This post is one in a series documenting my ongoing effort to make all of the cocktails in the Savoy Cocktail Book, starting at the first, Abbey, and ending at the last, Zed.

Orange Bloom Cocktail

Orange Bloom Cocktail

Orange Bloom Cocktail.

1/4 Italian Vermouth. (1/2 oz Dolin Rosso)
1/4 Cointreau. (1/2 oz Cointreau)
1/2 Dry Gin. (1 oz Beefeater 24)

Shake (I stirred) well and strain into cocktail glass and add a cherry.

I am not sure if it was the combination of the somewhat hot character of the Cointreau and the Beefeater 24, but even after a nice long stir to a quite cold temperature this was a very strongly alcohol smelling and flavored drink.

I don’t know about you, but whenever I smell alcohol based hand sanitizer at work or on public transit, I always think someone is hitting the vodka.

To me, this had a similar character.

Maybe a stronger flavored and sweeter vermouth would have been better at mitigating the hot character of these two strong spirits.

This post is one in a series documenting my ongoing effort to make all of the cocktails in the Savoy Cocktail Book, starting at the first, Abbey, and ending at the last, Zed.

Orange Cocktail

Orange Cocktail

Orange Cocktail.
(6 People)
Take a glass and a half of fresh orange juice (3/4 oz Orange Juice) a dessert-spoonful of Orange Bitters (2 dashes Angostura Orange Bitters), 3 glasses of Gin (1 1/2 oz Plymouth Gin), a dessert-spoonful of sugar syrup (or a heaped spoonful of powdered sugar) (dash rich simple syrup) and nearly a glass of French Vermouth (1/2 oz Noilly Original Dry). Place the shaker on ice (in the fridge) for half an hour, and then shake with 2 or 3 large lumps of ice, so as not to produce too much water. Squeeze a piece of orange peel over each glass and serve.

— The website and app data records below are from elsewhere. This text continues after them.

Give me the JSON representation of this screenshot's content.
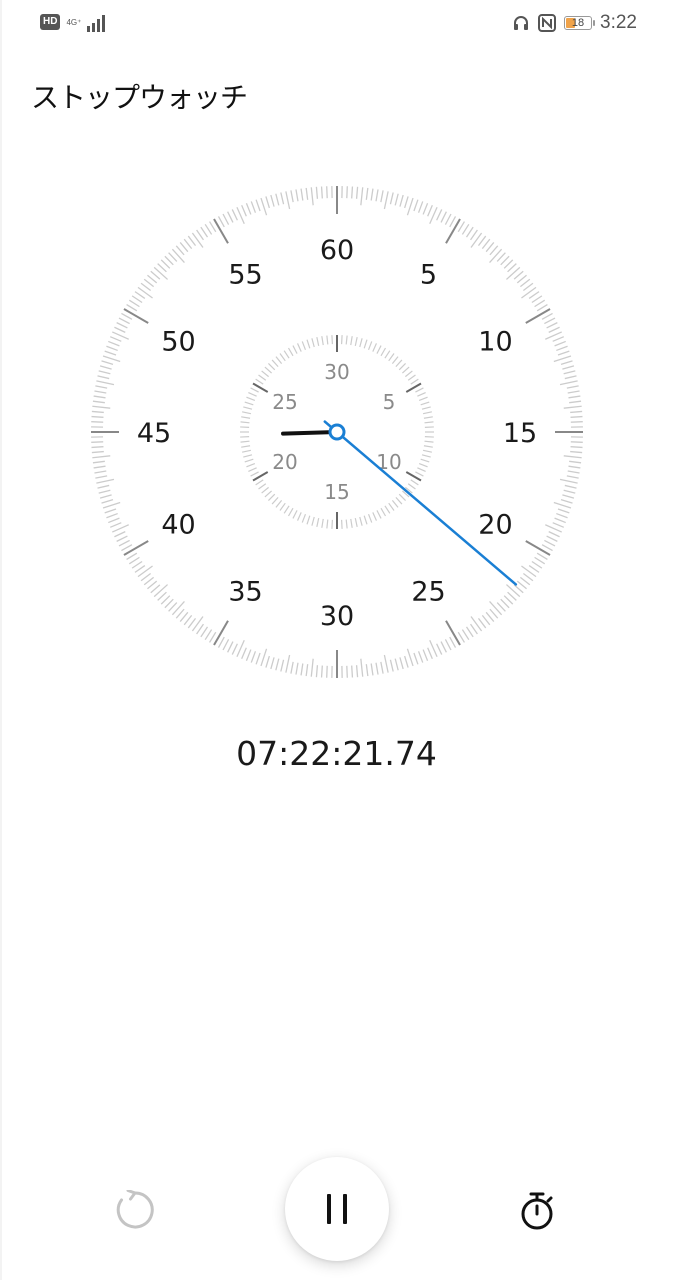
{
  "status_bar": {
    "hd_label": "HD",
    "network_label": "4G⁺",
    "battery_level": "18",
    "time": "3:22",
    "icons": [
      "headset-icon",
      "nfc-icon",
      "battery-icon"
    ]
  },
  "app": {
    "title": "ストップウォッチ"
  },
  "dial": {
    "outer_labels": [
      "60",
      "5",
      "10",
      "15",
      "20",
      "25",
      "30",
      "35",
      "40",
      "45",
      "50",
      "55"
    ],
    "inner_labels": [
      "30",
      "5",
      "10",
      "15",
      "20",
      "25"
    ],
    "seconds_hand_value": 21.74,
    "minutes_hand_value": 22.36,
    "accent_color": "#1a7fd4",
    "tick_color": "#cccccc"
  },
  "elapsed_time": "07:22:21.74",
  "controls": {
    "reset_icon": "reset-icon",
    "pause_icon": "pause-icon",
    "lap_icon": "stopwatch-icon"
  }
}
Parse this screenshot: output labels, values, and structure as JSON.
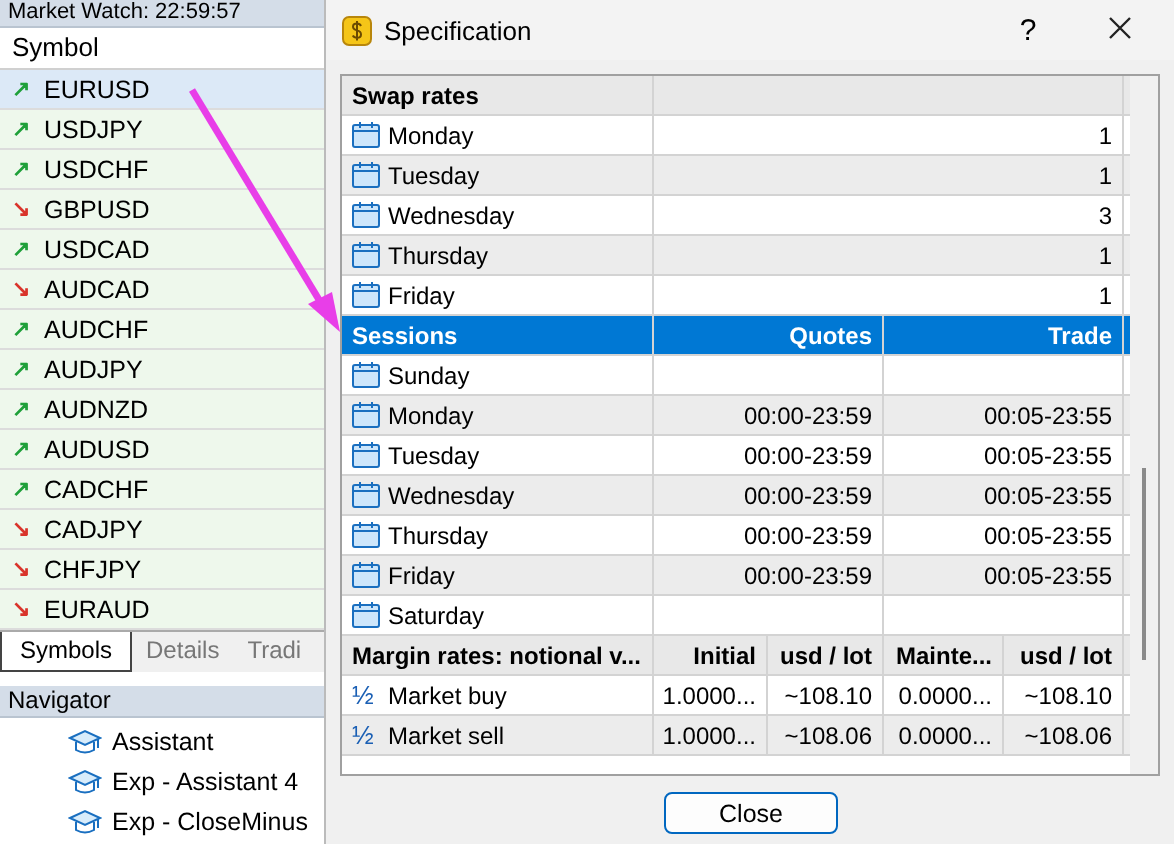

I actually really liked the Orange Cocktail. Seems like it would be pretty simple, sort of a Bronx without the Sweet Vermouth. The orange bitters give it a nice refreshing zest, making it a appealing aperitif cocktail. Not too much orange juice, also makes it a bit closer to a Martini, than a Bronx.

The instructions to put it on ice for half an hour are puzzling. When I’ve run across other recipes like this in the book, bartenders often say things like, “there is no way this cocktail would ever be made in a bar.” I’ve also assumed the same, thinking these would be for home parties and the like. However, thinking about it a bit more this time, I wonder if this might be a pre-mixed cocktail. If it was served in a bar, the bartender might have it mixed, sitting on ice, and ready to chill and serve.

This post is one in a series documenting my ongoing effort to make all of the cocktails in the Savoy Cocktail Book, starting at the first, Abbey, and ending at the last, Zed.